— Required action —
Verbatim copy without images: repeat the records in full.

____

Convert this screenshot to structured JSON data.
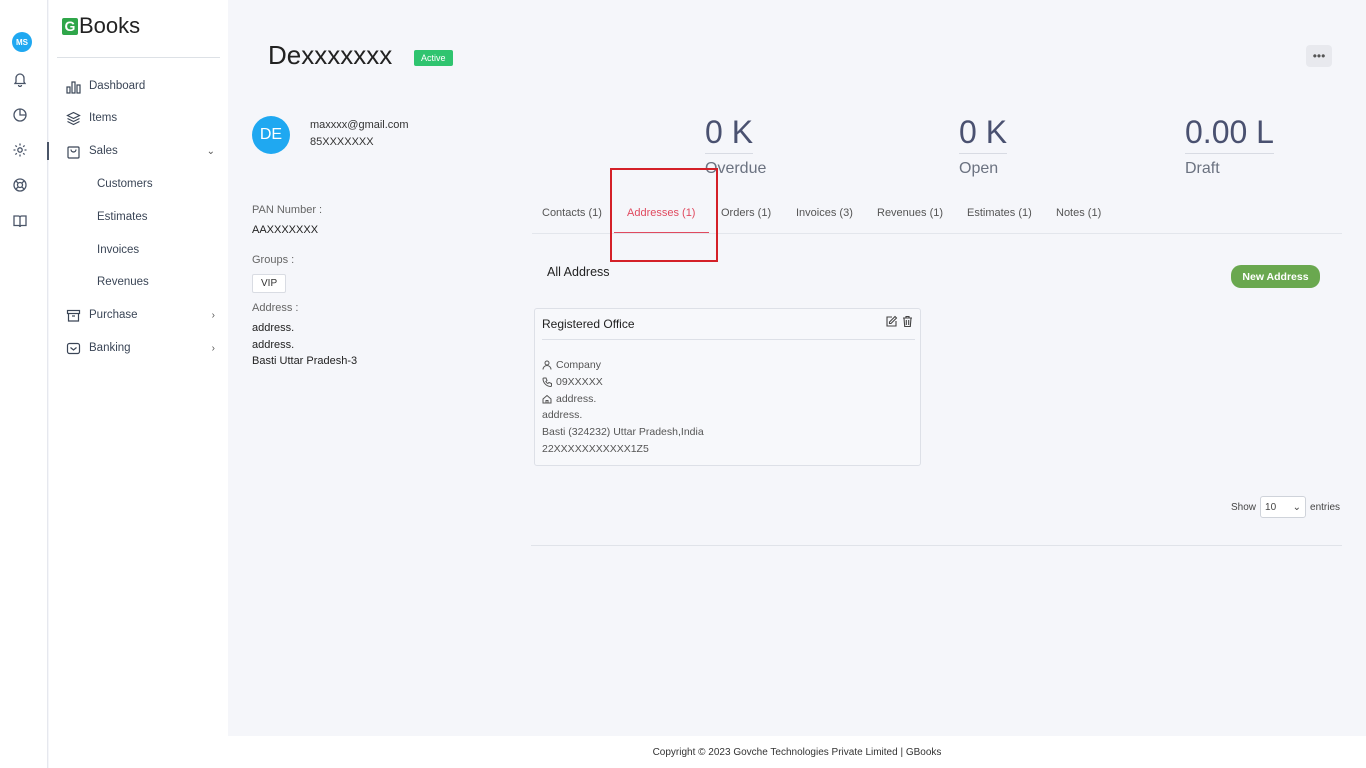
{
  "rail": {
    "avatar_initials": "MS"
  },
  "brand": {
    "logo_letter": "G",
    "logo_text": "Books"
  },
  "nav": {
    "dashboard": "Dashboard",
    "items": "Items",
    "sales": "Sales",
    "customers": "Customers",
    "estimates": "Estimates",
    "invoices": "Invoices",
    "revenues": "Revenues",
    "purchase": "Purchase",
    "banking": "Banking"
  },
  "customer": {
    "name": "Dexxxxxxx",
    "status": "Active",
    "initials": "DE",
    "email": "maxxxx@gmail.com",
    "phone": "85XXXXXXX",
    "pan_label": "PAN Number :",
    "pan_value": "AAXXXXXXX",
    "groups_label": "Groups :",
    "group_value": "VIP",
    "address_label": "Address :",
    "address_line1": "address.",
    "address_line2": "address.",
    "address_line3": "Basti Uttar Pradesh-3"
  },
  "stats": {
    "overdue_value": "0 K",
    "overdue_label": "Overdue",
    "open_value": "0 K",
    "open_label": "Open",
    "draft_value": "0.00 L",
    "draft_label": "Draft"
  },
  "tabs": {
    "contacts": "Contacts (1)",
    "addresses": "Addresses (1)",
    "orders": "Orders (1)",
    "invoices": "Invoices (3)",
    "revenues": "Revenues (1)",
    "estimates": "Estimates (1)",
    "notes": "Notes (1)"
  },
  "addresses": {
    "heading": "All Address",
    "new_button": "New Address",
    "card": {
      "title": "Registered Office",
      "type": "Company",
      "phone": "09XXXXX",
      "line1": "address.",
      "line2": "address.",
      "city_line": "Basti (324232) Uttar Pradesh,India",
      "gst": "22XXXXXXXXXXX1Z5"
    }
  },
  "table": {
    "show_label": "Show",
    "page_size": "10",
    "entries_label": "entries"
  },
  "footer": {
    "text": "Copyright © 2023 Govche Technologies Private Limited | GBooks"
  },
  "colors": {
    "accent_red": "#e04a5f",
    "active_green": "#2fc46f",
    "button_green": "#6aa84f",
    "avatar_blue": "#1fa8f1"
  }
}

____

— Final answer —
Convert this screenshot to structured JSON data.
{
  "rail": {
    "avatar_initials": "MS"
  },
  "brand": {
    "logo_letter": "G",
    "logo_text": "Books"
  },
  "nav": {
    "dashboard": "Dashboard",
    "items": "Items",
    "sales": "Sales",
    "customers": "Customers",
    "estimates": "Estimates",
    "invoices": "Invoices",
    "revenues": "Revenues",
    "purchase": "Purchase",
    "banking": "Banking"
  },
  "customer": {
    "name": "Dexxxxxxx",
    "status": "Active",
    "initials": "DE",
    "email": "maxxxx@gmail.com",
    "phone": "85XXXXXXX",
    "pan_label": "PAN Number :",
    "pan_value": "AAXXXXXXX",
    "groups_label": "Groups :",
    "group_value": "VIP",
    "address_label": "Address :",
    "address_line1": "address.",
    "address_line2": "address.",
    "address_line3": "Basti Uttar Pradesh-3"
  },
  "stats": {
    "overdue_value": "0 K",
    "overdue_label": "Overdue",
    "open_value": "0 K",
    "open_label": "Open",
    "draft_value": "0.00 L",
    "draft_label": "Draft"
  },
  "tabs": {
    "contacts": "Contacts (1)",
    "addresses": "Addresses (1)",
    "orders": "Orders (1)",
    "invoices": "Invoices (3)",
    "revenues": "Revenues (1)",
    "estimates": "Estimates (1)",
    "notes": "Notes (1)"
  },
  "addresses": {
    "heading": "All Address",
    "new_button": "New Address",
    "card": {
      "title": "Registered Office",
      "type": "Company",
      "phone": "09XXXXX",
      "line1": "address.",
      "line2": "address.",
      "city_line": "Basti (324232) Uttar Pradesh,India",
      "gst": "22XXXXXXXXXXX1Z5"
    }
  },
  "table": {
    "show_label": "Show",
    "page_size": "10",
    "entries_label": "entries"
  },
  "footer": {
    "text": "Copyright © 2023 Govche Technologies Private Limited | GBooks"
  },
  "colors": {
    "accent_red": "#e04a5f",
    "active_green": "#2fc46f",
    "button_green": "#6aa84f",
    "avatar_blue": "#1fa8f1"
  }
}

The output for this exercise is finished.